- Aim of the exercise:
Which lines in the records below hold the word "Assigned"? Copy each of them.

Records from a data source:
- - -

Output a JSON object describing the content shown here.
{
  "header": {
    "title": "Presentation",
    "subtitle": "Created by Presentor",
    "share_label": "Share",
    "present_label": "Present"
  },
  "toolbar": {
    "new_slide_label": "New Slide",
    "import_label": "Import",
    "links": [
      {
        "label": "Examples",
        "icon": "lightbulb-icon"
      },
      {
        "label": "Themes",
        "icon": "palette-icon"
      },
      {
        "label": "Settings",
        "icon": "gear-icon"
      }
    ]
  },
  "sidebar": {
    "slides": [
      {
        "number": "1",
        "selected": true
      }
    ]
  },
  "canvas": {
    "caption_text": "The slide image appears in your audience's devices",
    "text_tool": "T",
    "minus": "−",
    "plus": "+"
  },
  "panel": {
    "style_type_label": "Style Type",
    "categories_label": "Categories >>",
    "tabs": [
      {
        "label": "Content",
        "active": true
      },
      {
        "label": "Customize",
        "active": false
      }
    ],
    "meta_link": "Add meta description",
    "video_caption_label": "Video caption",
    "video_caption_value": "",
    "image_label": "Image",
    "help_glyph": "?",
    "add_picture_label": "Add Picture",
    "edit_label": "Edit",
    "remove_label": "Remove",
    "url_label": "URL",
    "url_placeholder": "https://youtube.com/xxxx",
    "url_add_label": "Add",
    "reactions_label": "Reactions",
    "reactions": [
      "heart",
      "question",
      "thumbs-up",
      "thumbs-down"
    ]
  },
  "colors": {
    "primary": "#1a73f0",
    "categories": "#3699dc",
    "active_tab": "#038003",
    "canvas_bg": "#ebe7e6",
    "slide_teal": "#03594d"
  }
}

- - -

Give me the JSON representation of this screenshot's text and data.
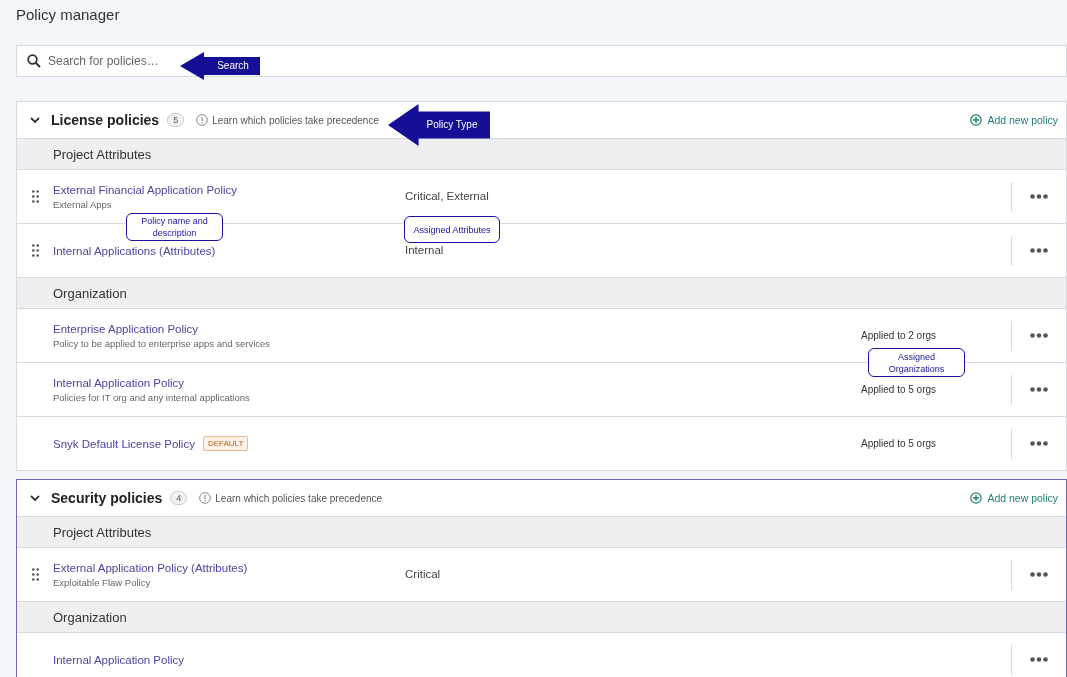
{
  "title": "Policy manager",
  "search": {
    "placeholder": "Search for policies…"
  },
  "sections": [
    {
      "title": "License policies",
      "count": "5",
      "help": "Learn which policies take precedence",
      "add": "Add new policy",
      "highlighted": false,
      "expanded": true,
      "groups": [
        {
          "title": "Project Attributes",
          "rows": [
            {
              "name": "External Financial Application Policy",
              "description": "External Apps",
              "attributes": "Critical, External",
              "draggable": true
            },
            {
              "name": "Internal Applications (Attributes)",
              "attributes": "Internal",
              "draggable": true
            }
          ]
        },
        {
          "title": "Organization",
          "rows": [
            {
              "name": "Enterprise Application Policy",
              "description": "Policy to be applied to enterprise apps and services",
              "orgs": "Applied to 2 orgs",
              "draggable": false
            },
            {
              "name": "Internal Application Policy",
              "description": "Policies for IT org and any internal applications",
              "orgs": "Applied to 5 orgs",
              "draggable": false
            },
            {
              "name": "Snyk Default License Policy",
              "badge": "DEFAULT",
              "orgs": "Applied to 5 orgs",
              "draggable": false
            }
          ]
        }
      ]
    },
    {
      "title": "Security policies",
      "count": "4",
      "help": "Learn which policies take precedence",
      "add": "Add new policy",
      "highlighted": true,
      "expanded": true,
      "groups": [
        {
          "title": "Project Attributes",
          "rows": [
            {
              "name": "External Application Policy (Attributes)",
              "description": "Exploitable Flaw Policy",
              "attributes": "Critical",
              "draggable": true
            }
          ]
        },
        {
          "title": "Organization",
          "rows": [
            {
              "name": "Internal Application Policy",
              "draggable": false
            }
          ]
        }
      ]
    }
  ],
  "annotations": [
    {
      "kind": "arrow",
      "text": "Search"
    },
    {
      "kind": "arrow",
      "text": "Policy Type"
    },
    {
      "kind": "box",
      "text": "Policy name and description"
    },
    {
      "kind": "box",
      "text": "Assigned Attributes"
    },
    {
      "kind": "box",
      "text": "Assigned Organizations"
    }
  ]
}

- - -

- Answer to this task:
      "text": "Assigned Attributes"
      "text": "Assigned Organizations"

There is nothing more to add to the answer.